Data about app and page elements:
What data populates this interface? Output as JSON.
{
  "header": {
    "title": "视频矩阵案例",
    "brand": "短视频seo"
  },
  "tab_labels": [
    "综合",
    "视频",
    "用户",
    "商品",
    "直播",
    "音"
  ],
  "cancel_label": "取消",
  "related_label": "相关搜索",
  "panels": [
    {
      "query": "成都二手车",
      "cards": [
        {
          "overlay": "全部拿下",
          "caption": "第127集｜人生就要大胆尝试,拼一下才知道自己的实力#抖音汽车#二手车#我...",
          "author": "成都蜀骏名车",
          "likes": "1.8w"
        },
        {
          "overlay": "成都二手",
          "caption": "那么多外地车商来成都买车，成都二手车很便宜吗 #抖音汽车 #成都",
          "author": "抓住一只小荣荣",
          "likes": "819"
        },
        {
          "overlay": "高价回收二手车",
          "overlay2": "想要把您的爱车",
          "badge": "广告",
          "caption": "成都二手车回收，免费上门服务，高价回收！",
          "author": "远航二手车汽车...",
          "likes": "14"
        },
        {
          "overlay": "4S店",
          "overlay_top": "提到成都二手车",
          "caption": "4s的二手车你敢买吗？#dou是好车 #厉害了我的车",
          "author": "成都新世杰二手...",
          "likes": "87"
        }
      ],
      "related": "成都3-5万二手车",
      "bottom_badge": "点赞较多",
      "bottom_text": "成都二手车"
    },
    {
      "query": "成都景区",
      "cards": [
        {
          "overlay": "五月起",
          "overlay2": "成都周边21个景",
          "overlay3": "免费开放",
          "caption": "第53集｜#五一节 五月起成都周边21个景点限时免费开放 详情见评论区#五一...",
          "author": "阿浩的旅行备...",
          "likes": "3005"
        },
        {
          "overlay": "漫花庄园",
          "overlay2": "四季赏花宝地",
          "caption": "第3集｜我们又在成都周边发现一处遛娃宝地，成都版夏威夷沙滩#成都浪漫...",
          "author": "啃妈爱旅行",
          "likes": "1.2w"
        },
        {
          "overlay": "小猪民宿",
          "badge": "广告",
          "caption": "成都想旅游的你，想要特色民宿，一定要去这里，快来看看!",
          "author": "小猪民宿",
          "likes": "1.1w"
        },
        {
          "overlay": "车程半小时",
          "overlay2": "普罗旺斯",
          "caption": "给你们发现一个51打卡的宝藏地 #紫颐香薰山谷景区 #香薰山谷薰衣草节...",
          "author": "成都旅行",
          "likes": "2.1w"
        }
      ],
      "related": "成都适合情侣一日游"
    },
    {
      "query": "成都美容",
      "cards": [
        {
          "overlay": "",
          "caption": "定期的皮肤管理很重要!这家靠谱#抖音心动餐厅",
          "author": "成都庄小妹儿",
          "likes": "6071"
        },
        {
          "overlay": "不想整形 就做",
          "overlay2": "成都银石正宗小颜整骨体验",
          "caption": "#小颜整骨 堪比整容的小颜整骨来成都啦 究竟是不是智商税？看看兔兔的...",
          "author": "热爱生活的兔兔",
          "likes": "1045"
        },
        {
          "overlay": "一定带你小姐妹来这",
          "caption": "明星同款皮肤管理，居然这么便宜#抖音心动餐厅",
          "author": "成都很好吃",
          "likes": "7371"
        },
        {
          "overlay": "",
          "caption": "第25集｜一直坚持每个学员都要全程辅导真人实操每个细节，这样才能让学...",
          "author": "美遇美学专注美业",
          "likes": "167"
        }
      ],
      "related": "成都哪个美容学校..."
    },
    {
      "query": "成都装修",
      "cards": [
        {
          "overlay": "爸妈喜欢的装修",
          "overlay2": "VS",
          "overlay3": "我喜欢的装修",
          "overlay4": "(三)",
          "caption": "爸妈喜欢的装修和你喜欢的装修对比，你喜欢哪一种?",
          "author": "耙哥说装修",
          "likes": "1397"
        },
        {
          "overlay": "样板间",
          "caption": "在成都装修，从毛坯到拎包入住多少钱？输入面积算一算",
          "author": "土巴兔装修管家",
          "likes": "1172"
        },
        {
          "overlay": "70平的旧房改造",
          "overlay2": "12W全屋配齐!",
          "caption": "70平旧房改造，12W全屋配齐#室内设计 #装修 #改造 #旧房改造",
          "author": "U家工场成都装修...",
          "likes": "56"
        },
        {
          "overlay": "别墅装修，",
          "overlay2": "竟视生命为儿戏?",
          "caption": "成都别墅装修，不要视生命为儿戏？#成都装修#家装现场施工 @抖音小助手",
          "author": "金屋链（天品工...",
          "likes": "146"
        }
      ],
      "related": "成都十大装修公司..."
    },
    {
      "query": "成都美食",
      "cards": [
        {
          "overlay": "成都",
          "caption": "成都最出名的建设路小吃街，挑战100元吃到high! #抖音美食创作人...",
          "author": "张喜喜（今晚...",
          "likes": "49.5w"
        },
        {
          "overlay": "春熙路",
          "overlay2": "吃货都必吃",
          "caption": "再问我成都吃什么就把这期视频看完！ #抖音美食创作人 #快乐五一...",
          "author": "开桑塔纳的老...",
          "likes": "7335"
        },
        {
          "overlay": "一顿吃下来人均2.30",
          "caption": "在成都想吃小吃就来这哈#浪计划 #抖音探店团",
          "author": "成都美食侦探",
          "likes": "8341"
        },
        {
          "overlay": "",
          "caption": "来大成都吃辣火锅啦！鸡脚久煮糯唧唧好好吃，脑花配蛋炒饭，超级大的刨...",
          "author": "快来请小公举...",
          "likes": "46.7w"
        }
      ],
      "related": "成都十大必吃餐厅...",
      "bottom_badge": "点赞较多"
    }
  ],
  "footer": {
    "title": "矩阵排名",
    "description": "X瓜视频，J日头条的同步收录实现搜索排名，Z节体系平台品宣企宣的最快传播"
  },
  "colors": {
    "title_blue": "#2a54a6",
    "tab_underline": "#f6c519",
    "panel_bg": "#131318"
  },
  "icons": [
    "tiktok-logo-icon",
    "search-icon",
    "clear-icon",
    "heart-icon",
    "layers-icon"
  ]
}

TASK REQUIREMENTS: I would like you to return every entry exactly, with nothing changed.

YOUR RESPONSE:
What data populates this interface? Output as JSON.
{
  "header": {
    "title": "视频矩阵案例",
    "brand": "短视频seo"
  },
  "tab_labels": [
    "综合",
    "视频",
    "用户",
    "商品",
    "直播",
    "音"
  ],
  "cancel_label": "取消",
  "related_label": "相关搜索",
  "panels": [
    {
      "query": "成都二手车",
      "cards": [
        {
          "overlay": "全部拿下",
          "caption": "第127集｜人生就要大胆尝试,拼一下才知道自己的实力#抖音汽车#二手车#我...",
          "author": "成都蜀骏名车",
          "likes": "1.8w"
        },
        {
          "overlay": "成都二手",
          "caption": "那么多外地车商来成都买车，成都二手车很便宜吗 #抖音汽车 #成都",
          "author": "抓住一只小荣荣",
          "likes": "819"
        },
        {
          "overlay": "高价回收二手车",
          "overlay2": "想要把您的爱车",
          "badge": "广告",
          "caption": "成都二手车回收，免费上门服务，高价回收！",
          "author": "远航二手车汽车...",
          "likes": "14"
        },
        {
          "overlay": "4S店",
          "overlay_top": "提到成都二手车",
          "caption": "4s的二手车你敢买吗？#dou是好车 #厉害了我的车",
          "author": "成都新世杰二手...",
          "likes": "87"
        }
      ],
      "related": "成都3-5万二手车",
      "bottom_badge": "点赞较多",
      "bottom_text": "成都二手车"
    },
    {
      "query": "成都景区",
      "cards": [
        {
          "overlay": "五月起",
          "overlay2": "成都周边21个景",
          "overlay3": "免费开放",
          "caption": "第53集｜#五一节 五月起成都周边21个景点限时免费开放 详情见评论区#五一...",
          "author": "阿浩的旅行备...",
          "likes": "3005"
        },
        {
          "overlay": "漫花庄园",
          "overlay2": "四季赏花宝地",
          "caption": "第3集｜我们又在成都周边发现一处遛娃宝地，成都版夏威夷沙滩#成都浪漫...",
          "author": "啃妈爱旅行",
          "likes": "1.2w"
        },
        {
          "overlay": "小猪民宿",
          "badge": "广告",
          "caption": "成都想旅游的你，想要特色民宿，一定要去这里，快来看看!",
          "author": "小猪民宿",
          "likes": "1.1w"
        },
        {
          "overlay": "车程半小时",
          "overlay2": "普罗旺斯",
          "caption": "给你们发现一个51打卡的宝藏地 #紫颐香薰山谷景区 #香薰山谷薰衣草节...",
          "author": "成都旅行",
          "likes": "2.1w"
        }
      ],
      "related": "成都适合情侣一日游"
    },
    {
      "query": "成都美容",
      "cards": [
        {
          "overlay": "",
          "caption": "定期的皮肤管理很重要!这家靠谱#抖音心动餐厅",
          "author": "成都庄小妹儿",
          "likes": "6071"
        },
        {
          "overlay": "不想整形 就做",
          "overlay2": "成都银石正宗小颜整骨体验",
          "caption": "#小颜整骨 堪比整容的小颜整骨来成都啦 究竟是不是智商税？看看兔兔的...",
          "author": "热爱生活的兔兔",
          "likes": "1045"
        },
        {
          "overlay": "一定带你小姐妹来这",
          "caption": "明星同款皮肤管理，居然这么便宜#抖音心动餐厅",
          "author": "成都很好吃",
          "likes": "7371"
        },
        {
          "overlay": "",
          "caption": "第25集｜一直坚持每个学员都要全程辅导真人实操每个细节，这样才能让学...",
          "author": "美遇美学专注美业",
          "likes": "167"
        }
      ],
      "related": "成都哪个美容学校..."
    },
    {
      "query": "成都装修",
      "cards": [
        {
          "overlay": "爸妈喜欢的装修",
          "overlay2": "VS",
          "overlay3": "我喜欢的装修",
          "overlay4": "(三)",
          "caption": "爸妈喜欢的装修和你喜欢的装修对比，你喜欢哪一种?",
          "author": "耙哥说装修",
          "likes": "1397"
        },
        {
          "overlay": "样板间",
          "caption": "在成都装修，从毛坯到拎包入住多少钱？输入面积算一算",
          "author": "土巴兔装修管家",
          "likes": "1172"
        },
        {
          "overlay": "70平的旧房改造",
          "overlay2": "12W全屋配齐!",
          "caption": "70平旧房改造，12W全屋配齐#室内设计 #装修 #改造 #旧房改造",
          "author": "U家工场成都装修...",
          "likes": "56"
        },
        {
          "overlay": "别墅装修，",
          "overlay2": "竟视生命为儿戏?",
          "caption": "成都别墅装修，不要视生命为儿戏？#成都装修#家装现场施工 @抖音小助手",
          "author": "金屋链（天品工...",
          "likes": "146"
        }
      ],
      "related": "成都十大装修公司..."
    },
    {
      "query": "成都美食",
      "cards": [
        {
          "overlay": "成都",
          "caption": "成都最出名的建设路小吃街，挑战100元吃到high! #抖音美食创作人...",
          "author": "张喜喜（今晚...",
          "likes": "49.5w"
        },
        {
          "overlay": "春熙路",
          "overlay2": "吃货都必吃",
          "caption": "再问我成都吃什么就把这期视频看完！ #抖音美食创作人 #快乐五一...",
          "author": "开桑塔纳的老...",
          "likes": "7335"
        },
        {
          "overlay": "一顿吃下来人均2.30",
          "caption": "在成都想吃小吃就来这哈#浪计划 #抖音探店团",
          "author": "成都美食侦探",
          "likes": "8341"
        },
        {
          "overlay": "",
          "caption": "来大成都吃辣火锅啦！鸡脚久煮糯唧唧好好吃，脑花配蛋炒饭，超级大的刨...",
          "author": "快来请小公举...",
          "likes": "46.7w"
        }
      ],
      "related": "成都十大必吃餐厅...",
      "bottom_badge": "点赞较多"
    }
  ],
  "footer": {
    "title": "矩阵排名",
    "description": "X瓜视频，J日头条的同步收录实现搜索排名，Z节体系平台品宣企宣的最快传播"
  },
  "colors": {
    "title_blue": "#2a54a6",
    "tab_underline": "#f6c519",
    "panel_bg": "#131318"
  },
  "icons": [
    "tiktok-logo-icon",
    "search-icon",
    "clear-icon",
    "heart-icon",
    "layers-icon"
  ]
}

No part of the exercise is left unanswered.